Since Emory has the highest expectations for any and all operations on campus—in fact, most interior spaces are of museum quality, he says—Sauers' challenges at the outset included "finding an absolutely first class management team and crew," as well as physically changing locations—every old location was upgraded—and opening new ones, all within a short time frame prior to opening for the fall semester.

Like clockwork, construction was completed by August 21st—with a 99% score achieved on the health inspection at the DUC, which had undergone a major renovation—and the first meals were served by the Sodexho team the very next day.

"The most significant and involved upgrade was in the DUC," Sauers explains. "We basically redesigned the way food was prepared. Since we really wanted to be able to prepare food to order for 1,500 people, we literally tore down walls between the kitchen and the front-of-the-house. This requires us to work quickly and neatly—now everyone must be a true culinarian.
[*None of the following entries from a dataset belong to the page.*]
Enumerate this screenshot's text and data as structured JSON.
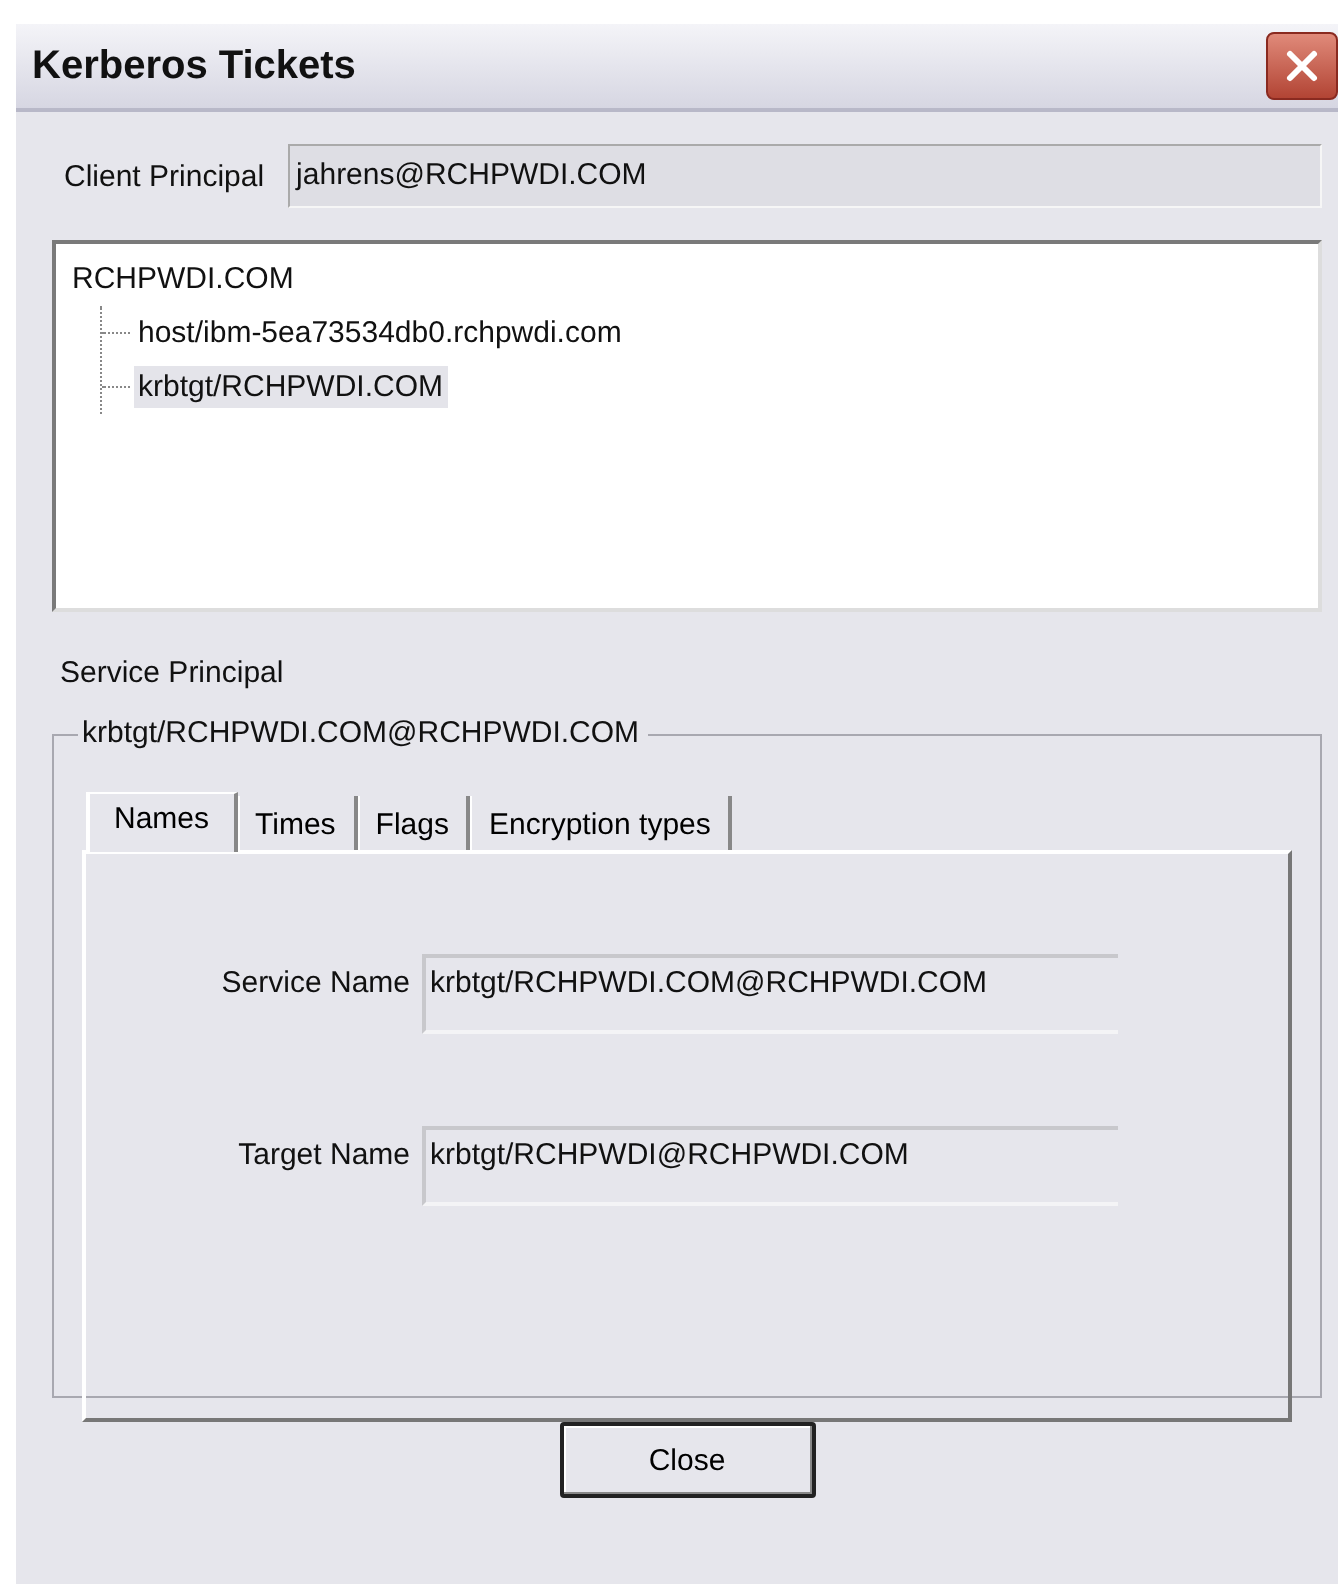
{
  "window": {
    "title": "Kerberos Tickets"
  },
  "client_principal": {
    "label": "Client Principal",
    "value": "jahrens@RCHPWDI.COM"
  },
  "tree": [
    {
      "label": "RCHPWDI.COM",
      "selected": false,
      "children": [
        {
          "label": "host/ibm-5ea73534db0.rchpwdi.com",
          "selected": false
        },
        {
          "label": "krbtgt/RCHPWDI.COM",
          "selected": true
        }
      ]
    }
  ],
  "service_principal": {
    "label": "Service Principal",
    "group_title": "krbtgt/RCHPWDI.COM@RCHPWDI.COM"
  },
  "tabs": [
    {
      "label": "Names",
      "selected": true
    },
    {
      "label": "Times",
      "selected": false
    },
    {
      "label": "Flags",
      "selected": false
    },
    {
      "label": "Encryption types",
      "selected": false
    }
  ],
  "fields": [
    {
      "label": "Service Name",
      "value": "krbtgt/RCHPWDI.COM@RCHPWDI.COM"
    },
    {
      "label": "Target Name",
      "value": "krbtgt/RCHPWDI@RCHPWDI.COM"
    }
  ],
  "buttons": [
    {
      "label": "Close"
    }
  ]
}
We had a great time raising everyone's level of expertise—although it was not altogether painless."

Most wanted: Each of the campus venues is expected to support itself and Sauers' department is also charged with generating new revenues and expanding service, all in "polished" locations. Overall, students need convenient service where they are. "In terms of good food, they're looking for fun, unexpected things along with some basic healthy choices—it all depends on the time of day," he says. "For example, they want late-night options with pizza and grill foods. In other words, they want it all. But really what I hear the most is they want a new library location with a 24/7 service." To answer that request, Sodexho plans to install its Jazzman's Café concept later this winter.

More From FoodService Director
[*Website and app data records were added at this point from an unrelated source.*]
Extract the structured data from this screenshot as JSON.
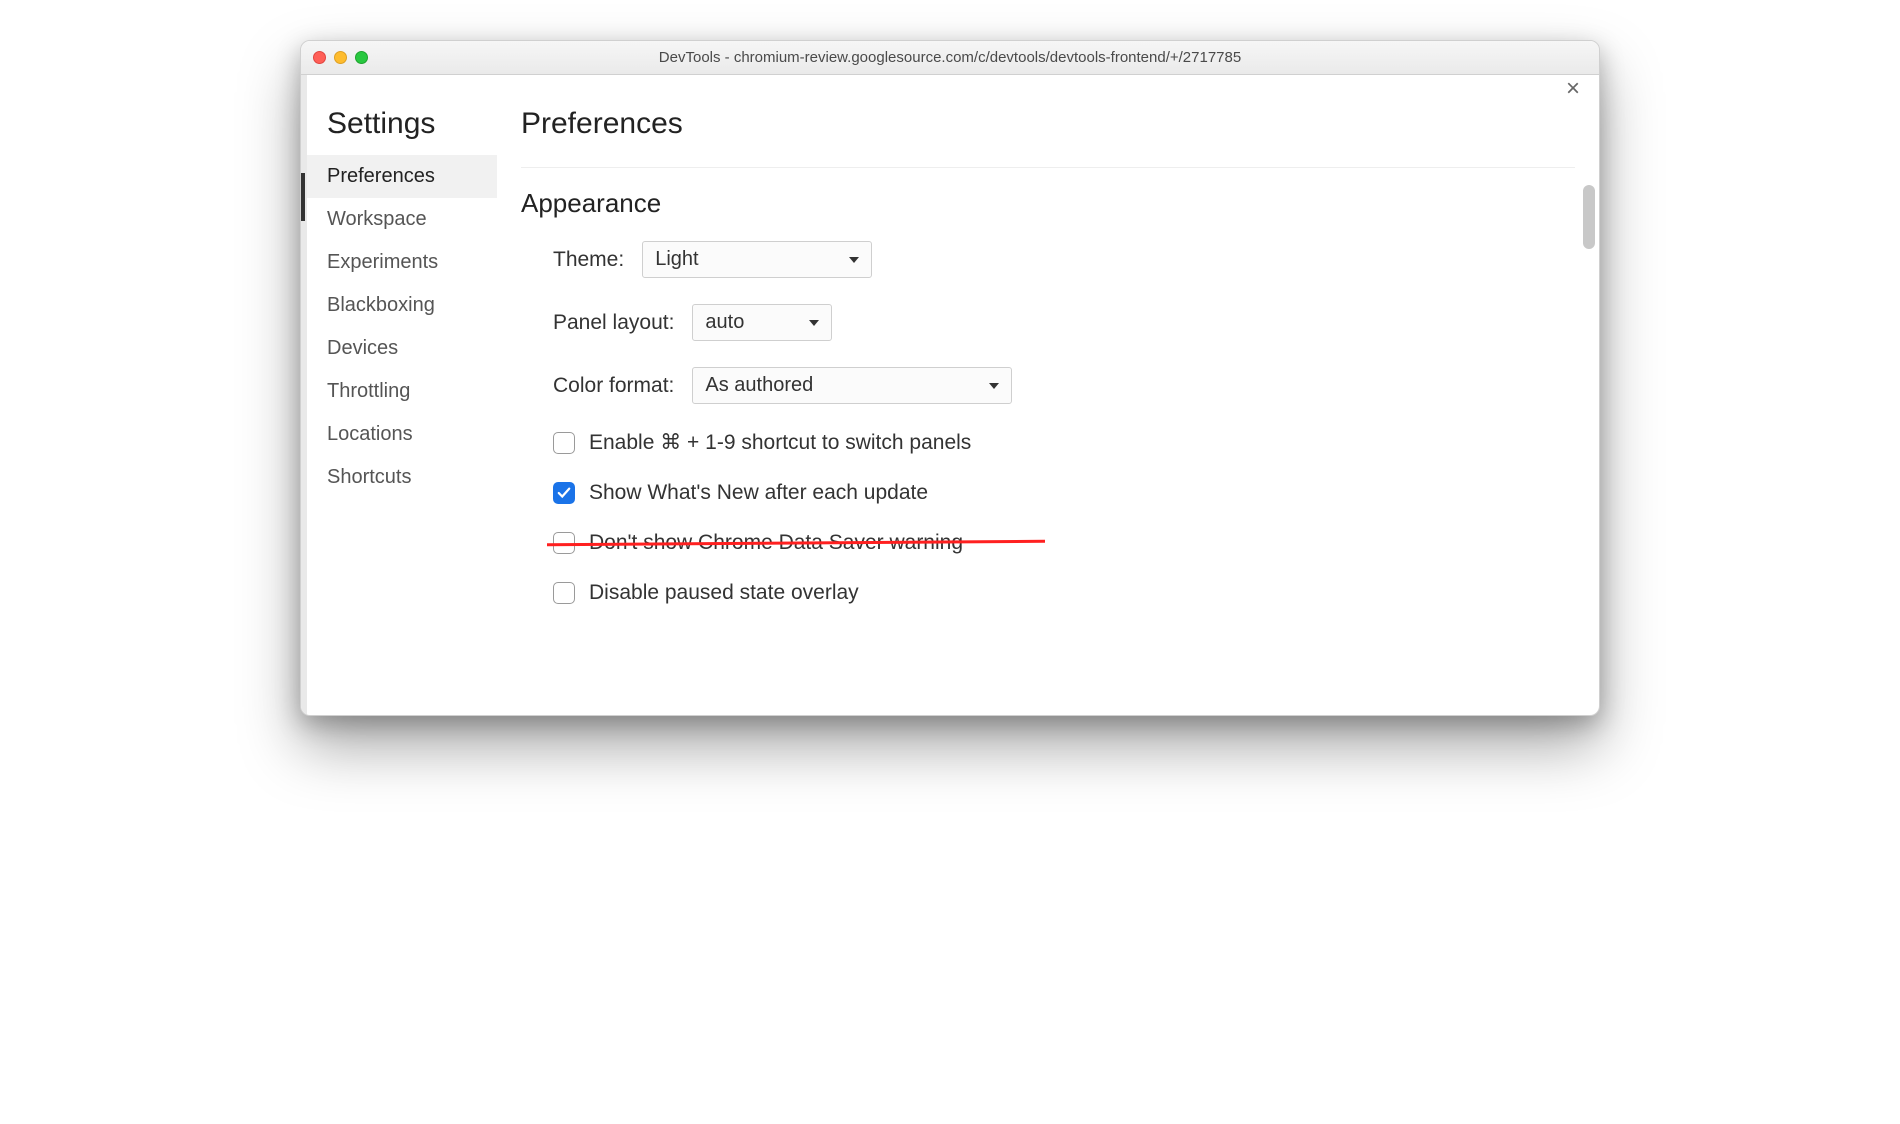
{
  "titlebar": {
    "title": "DevTools - chromium-review.googlesource.com/c/devtools/devtools-frontend/+/2717785"
  },
  "sidebar": {
    "heading": "Settings",
    "items": [
      {
        "label": "Preferences",
        "active": true
      },
      {
        "label": "Workspace",
        "active": false
      },
      {
        "label": "Experiments",
        "active": false
      },
      {
        "label": "Blackboxing",
        "active": false
      },
      {
        "label": "Devices",
        "active": false
      },
      {
        "label": "Throttling",
        "active": false
      },
      {
        "label": "Locations",
        "active": false
      },
      {
        "label": "Shortcuts",
        "active": false
      }
    ]
  },
  "main": {
    "title": "Preferences",
    "close_label": "×",
    "section_title": "Appearance",
    "theme_label": "Theme:",
    "theme_value": "Light",
    "panel_label": "Panel layout:",
    "panel_value": "auto",
    "color_label": "Color format:",
    "color_value": "As authored",
    "checks": [
      {
        "label": "Enable ⌘ + 1-9 shortcut to switch panels",
        "checked": false,
        "struck": false
      },
      {
        "label": "Show What's New after each update",
        "checked": true,
        "struck": false
      },
      {
        "label": "Don't show Chrome Data Saver warning",
        "checked": false,
        "struck": true
      },
      {
        "label": "Disable paused state overlay",
        "checked": false,
        "struck": false
      }
    ]
  }
}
Managing Your Business
hands team

In November, students at University of Missouri in Columbia began leading protests against discrimination faced by people of color on campus—including some marches through the dining halls. Julaine Kiehn, director of the school’s campus dining services, said the 2015-16 school year was a tough one, but she was proud of MU’s students for being at the forefront of a national movement.

And not only did the protests launch important conversations with students, but also with staff. Kiehn heard the protests and thought that her student workers, at least, might not feel safe and welcome...

Ideas and Innovation

When it comes to sustainability, sometimes the smallest kitchen changes can make the biggest difference. When Chris Henning, senior assistant director of dining services for the University of Illinois at Urbana-Champaign, switched from standard latex gloves to nitrile gloves, he also set up a recycling program. Once recycled, the gloves are turned into playground equipment, bike racks and park benches.

Henning says the nitrile gloves have been a good fit for his department, both in terms of durability and cost. “Participating in the campus buying program reduces the cost, as [our]...

Ideas and Innovation
elderly old hands

A family’s request for at-home meal support for a patient at Lee Memorial in Fort Myers, Fla., led System Director of Food & Nutrition Services Larry Altier to uncover a gap in care. He saw that only 1% of patients had been coded (diagnosed and labeled for billing purposes) as malnourished, while more than 60% of all Lee Memorial patients are over 65 years or older, a population that experiences the issue at a higher rate.

His discovery helped more rigorously identify malnutrition, but it also strengthened Lee Memorial’s community connection. The hospital launched a delivery...

Ideas and Innovation
nutrition facts label

Despite operators’ attempts to communicate nutrition information to guests via cards and labels on the food line, many guests still feel they have no clue what’s in their food. University of Illinois food economist Brenna Ellison shares a few guesses as to why consumers ignore these signs following a recent study on their placement in dining halls.

Q: Who is most likely to read the cards?

A: Students who were already exhibiting more healthy behaviors. So those were the students who track their intake using an app or a food diary. After the first week, we found the rates of people...

FSD Resources